• _Raw data_

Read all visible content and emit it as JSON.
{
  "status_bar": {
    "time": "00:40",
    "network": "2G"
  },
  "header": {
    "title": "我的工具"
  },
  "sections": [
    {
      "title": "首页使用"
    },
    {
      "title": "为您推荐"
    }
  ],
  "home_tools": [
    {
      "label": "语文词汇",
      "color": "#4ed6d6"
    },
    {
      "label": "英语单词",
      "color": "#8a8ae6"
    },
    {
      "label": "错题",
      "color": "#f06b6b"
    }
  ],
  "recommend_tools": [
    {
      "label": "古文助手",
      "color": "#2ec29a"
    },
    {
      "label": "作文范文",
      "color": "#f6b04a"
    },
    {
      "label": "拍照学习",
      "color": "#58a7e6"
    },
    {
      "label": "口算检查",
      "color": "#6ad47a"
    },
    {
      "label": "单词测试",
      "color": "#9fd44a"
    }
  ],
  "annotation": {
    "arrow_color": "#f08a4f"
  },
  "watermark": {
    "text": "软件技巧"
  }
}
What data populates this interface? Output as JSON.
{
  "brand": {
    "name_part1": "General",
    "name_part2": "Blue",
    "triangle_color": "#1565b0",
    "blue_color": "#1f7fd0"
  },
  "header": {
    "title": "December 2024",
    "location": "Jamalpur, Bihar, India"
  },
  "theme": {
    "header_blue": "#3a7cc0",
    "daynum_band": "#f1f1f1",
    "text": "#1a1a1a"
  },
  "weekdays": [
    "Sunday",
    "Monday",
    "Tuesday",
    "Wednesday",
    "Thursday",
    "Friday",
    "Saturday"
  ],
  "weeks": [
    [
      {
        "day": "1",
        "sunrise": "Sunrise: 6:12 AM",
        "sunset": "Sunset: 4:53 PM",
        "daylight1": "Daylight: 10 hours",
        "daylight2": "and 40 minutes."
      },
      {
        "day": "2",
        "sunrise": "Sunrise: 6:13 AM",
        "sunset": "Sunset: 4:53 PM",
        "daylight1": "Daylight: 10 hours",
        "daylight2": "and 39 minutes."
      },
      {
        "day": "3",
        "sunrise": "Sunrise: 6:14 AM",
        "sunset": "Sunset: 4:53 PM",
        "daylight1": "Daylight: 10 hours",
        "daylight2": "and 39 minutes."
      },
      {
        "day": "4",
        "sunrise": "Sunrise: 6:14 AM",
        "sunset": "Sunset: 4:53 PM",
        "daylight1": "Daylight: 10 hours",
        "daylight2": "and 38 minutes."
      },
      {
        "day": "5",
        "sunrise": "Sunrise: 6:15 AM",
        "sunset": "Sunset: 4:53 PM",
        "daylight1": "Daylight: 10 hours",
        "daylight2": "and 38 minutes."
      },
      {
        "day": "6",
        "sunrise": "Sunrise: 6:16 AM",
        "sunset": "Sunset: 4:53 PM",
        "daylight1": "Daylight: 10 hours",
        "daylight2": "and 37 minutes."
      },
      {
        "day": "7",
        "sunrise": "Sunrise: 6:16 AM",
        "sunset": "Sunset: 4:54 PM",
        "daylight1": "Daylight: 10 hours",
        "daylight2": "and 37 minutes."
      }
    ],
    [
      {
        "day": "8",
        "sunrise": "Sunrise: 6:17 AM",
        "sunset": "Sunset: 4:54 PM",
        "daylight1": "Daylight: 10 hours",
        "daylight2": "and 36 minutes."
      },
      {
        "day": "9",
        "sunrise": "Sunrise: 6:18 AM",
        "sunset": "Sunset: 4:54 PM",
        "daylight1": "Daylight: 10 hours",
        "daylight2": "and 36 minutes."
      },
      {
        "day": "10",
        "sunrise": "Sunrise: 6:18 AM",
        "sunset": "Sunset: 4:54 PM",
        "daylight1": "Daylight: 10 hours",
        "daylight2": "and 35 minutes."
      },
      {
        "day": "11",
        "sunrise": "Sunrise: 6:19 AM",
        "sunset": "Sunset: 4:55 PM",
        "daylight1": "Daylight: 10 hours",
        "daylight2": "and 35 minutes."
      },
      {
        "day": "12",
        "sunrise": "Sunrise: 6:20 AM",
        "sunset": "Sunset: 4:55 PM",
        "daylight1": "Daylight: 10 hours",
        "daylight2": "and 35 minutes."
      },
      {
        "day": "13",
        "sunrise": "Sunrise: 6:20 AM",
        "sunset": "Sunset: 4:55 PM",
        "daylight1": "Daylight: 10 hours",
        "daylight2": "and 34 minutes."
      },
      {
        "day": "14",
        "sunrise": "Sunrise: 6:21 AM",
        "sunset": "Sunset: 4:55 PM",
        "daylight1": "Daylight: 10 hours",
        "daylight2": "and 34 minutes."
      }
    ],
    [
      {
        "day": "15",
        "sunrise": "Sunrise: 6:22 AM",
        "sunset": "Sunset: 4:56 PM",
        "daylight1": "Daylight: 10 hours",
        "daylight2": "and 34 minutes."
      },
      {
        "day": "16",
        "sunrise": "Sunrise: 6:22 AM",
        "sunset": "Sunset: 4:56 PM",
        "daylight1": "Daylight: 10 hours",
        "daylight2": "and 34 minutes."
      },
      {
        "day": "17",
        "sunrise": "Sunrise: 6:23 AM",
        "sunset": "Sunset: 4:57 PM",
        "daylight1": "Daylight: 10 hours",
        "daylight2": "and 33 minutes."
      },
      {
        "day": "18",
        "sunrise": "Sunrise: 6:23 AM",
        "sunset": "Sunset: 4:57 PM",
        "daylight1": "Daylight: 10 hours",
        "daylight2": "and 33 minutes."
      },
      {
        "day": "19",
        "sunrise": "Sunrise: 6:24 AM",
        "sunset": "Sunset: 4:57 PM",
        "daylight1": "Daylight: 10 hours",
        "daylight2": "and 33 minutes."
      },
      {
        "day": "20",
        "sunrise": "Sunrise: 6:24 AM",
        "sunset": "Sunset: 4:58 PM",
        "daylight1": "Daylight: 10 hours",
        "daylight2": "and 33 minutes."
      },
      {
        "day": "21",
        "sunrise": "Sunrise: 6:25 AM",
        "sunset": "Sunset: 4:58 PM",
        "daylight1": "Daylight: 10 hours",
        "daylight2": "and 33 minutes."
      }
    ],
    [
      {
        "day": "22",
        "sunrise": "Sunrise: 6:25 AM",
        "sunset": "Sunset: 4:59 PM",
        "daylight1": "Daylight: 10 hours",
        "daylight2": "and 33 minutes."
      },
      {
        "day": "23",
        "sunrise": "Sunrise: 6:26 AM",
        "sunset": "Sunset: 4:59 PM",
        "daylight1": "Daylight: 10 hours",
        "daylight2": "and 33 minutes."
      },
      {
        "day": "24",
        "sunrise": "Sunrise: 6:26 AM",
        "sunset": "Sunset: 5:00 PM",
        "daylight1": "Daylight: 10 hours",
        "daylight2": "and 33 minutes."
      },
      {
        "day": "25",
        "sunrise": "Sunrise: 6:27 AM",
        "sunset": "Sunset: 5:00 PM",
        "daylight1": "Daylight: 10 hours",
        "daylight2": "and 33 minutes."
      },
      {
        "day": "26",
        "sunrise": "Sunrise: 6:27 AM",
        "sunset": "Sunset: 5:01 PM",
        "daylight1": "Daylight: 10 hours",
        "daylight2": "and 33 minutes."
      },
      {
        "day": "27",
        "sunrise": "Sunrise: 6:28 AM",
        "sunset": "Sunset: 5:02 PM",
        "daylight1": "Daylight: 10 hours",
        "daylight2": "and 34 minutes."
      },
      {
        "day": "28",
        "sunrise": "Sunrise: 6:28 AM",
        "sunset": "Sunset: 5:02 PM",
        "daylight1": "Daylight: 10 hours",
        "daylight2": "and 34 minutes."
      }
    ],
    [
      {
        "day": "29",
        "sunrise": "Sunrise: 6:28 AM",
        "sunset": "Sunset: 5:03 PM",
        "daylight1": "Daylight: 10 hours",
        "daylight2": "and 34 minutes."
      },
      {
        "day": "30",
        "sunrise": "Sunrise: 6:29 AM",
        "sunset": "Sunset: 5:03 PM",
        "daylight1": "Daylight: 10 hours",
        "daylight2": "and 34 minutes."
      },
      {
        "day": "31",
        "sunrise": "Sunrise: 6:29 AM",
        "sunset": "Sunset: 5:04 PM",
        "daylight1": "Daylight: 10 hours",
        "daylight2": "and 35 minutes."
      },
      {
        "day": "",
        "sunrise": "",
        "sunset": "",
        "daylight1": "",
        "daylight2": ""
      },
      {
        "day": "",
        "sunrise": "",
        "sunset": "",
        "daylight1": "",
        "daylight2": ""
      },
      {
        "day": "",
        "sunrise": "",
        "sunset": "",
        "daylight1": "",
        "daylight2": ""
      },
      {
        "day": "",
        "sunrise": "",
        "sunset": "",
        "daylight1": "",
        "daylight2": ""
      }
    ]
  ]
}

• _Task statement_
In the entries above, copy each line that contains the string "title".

• _Exercise response_
    "title": "我的工具"
      "title": "首页使用"
      "title": "为您推荐"
    "title": "December 2024",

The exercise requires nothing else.